After these posts I pretty much wrote off annotation tools in my mind. I would see them pop up overtime, and sometimes on websites I went to would seem to have hypothesis enabled so even without an account I could see what people were marking a page up with. It seemed to me a bit like a Google Doc where viewers could also drop comments in, which if you’ve done big GDoc work you’ll know gets out of hand and hard to follow after not much time at all. But the big difference is that with the GDoc you have to invite people into your (I use this loosely) space, where as the annotations are like someone tagging your fence as they go through the back alley. You might not see it for quite a while and it might signal to others to contribute as well. I saw this come to a head during some of the latest debates about one of the recent Open Ed Conferences. Loads on annotations, critiques, that I’m sure the author had seen and gone through at some point, but in a way it felt like a sleight of hand as an observer.
Overall, our conversation ended with there are other ways to annotate in general, and if it is group writing there are other tools for students to work together.
without vandalizing an author’s work on the web (updated)
Our conversation moved to wiki, and this post had begun as a post where I wanted to revisit FedWiki. In the early Beta of Reclaim Cloud I saw some chat on the community forums about possibly getting FedWiki working on the service. This can be done via Docker Engine as you can see here, and spinning it up works so nicely. Big shout out to Katie Hartraft for this great tutorial on connecting Reclaim Cloud environments to a Reclaim Hosted domain. One thing I noticed since I had been following Jim’s advice of Turn off the Cloud Lights is that if you turn the lights on, it takes a few minutes to get access to the panel you need to bind the environment and DNS.
Once I got it up and running, I started playing around with it trying to remember what I had learned when I was enrolled in The Happening II: Teaching Machines. That is the short course where FedWiki burrowed into my brain. In the words of Mike Caulfield’s video title: Federated Wiki is Hard to Learn, Easy to Use.
As someone taking a program in UX/UI, this intro video by Mike is mindblowing. He’s not kidding, it is hard to learn, but once you get in the flow of it, it is pretty simple. I recall having to look up a lot of markdown tutorials as well when I was in the course.
A better explanation and demo of Federated Wiki

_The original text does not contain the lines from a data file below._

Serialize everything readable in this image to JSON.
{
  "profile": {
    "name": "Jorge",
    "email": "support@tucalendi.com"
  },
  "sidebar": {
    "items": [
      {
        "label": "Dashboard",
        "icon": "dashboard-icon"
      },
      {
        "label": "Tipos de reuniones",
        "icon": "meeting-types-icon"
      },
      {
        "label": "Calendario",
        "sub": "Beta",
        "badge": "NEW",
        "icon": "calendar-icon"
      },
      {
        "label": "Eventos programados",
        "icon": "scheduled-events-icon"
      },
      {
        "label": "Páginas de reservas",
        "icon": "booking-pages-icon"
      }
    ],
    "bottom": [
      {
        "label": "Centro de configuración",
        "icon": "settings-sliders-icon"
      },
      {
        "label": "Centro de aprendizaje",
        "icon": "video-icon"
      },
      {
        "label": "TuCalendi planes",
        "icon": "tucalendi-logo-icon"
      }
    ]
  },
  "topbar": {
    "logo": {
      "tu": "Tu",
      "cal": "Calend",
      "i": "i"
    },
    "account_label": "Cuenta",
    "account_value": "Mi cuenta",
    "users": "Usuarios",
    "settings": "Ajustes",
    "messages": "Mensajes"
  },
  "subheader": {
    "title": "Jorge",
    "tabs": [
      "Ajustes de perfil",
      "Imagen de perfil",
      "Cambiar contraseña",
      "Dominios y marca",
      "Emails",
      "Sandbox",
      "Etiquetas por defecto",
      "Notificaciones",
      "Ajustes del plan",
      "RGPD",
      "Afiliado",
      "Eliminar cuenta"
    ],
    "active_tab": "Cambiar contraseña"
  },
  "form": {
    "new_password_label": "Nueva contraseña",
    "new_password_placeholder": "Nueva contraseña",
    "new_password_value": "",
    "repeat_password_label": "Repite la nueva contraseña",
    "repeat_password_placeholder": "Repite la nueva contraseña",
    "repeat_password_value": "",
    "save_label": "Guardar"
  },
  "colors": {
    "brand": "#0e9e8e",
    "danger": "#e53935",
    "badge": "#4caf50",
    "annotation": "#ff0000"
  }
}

Mike Caulfield made a number for videos for The Happening I & II. The following video does a really good job of showing FedWiki along with an explanation of the layers of use and interesting aspects to it. One big takeaway is that it is different from apps like Evernote etc. because you move from capturing knowledge to connecting it. While I was engaged in The Happening, I focused mostly on FedWiki as a way to do collaborative writing, but the idea here to use FedWiki for personal notetaking is an interesting one.
The final thing I’ll say here is that what makes FedWiki different from other writing tools, even from other Wikis, is that it can act as a divergent tool as opposed to a convergent one. On “normal” wikis each page slowly tends towards consensus. GDocs, same thing. Because FedWiki can break out ideas and create a bunch of different nodes and connections to those nodes there is more opportunity to have ideas spin off and grow into something new and unique. Unlike with comments or annotations, the node is copied and edited. Then when you search for the title you can actually see all of the different versions and takes. All the little squares show you how many have actually written on that specific topic. Mike refers to it as “taking a walk through the neighbourhood” which I quite liked. You get to see all the houses, lane sheds, and garages pop up. Sometimes they look the same, sometimes quite different.
Photo by ME, JR Dingwall.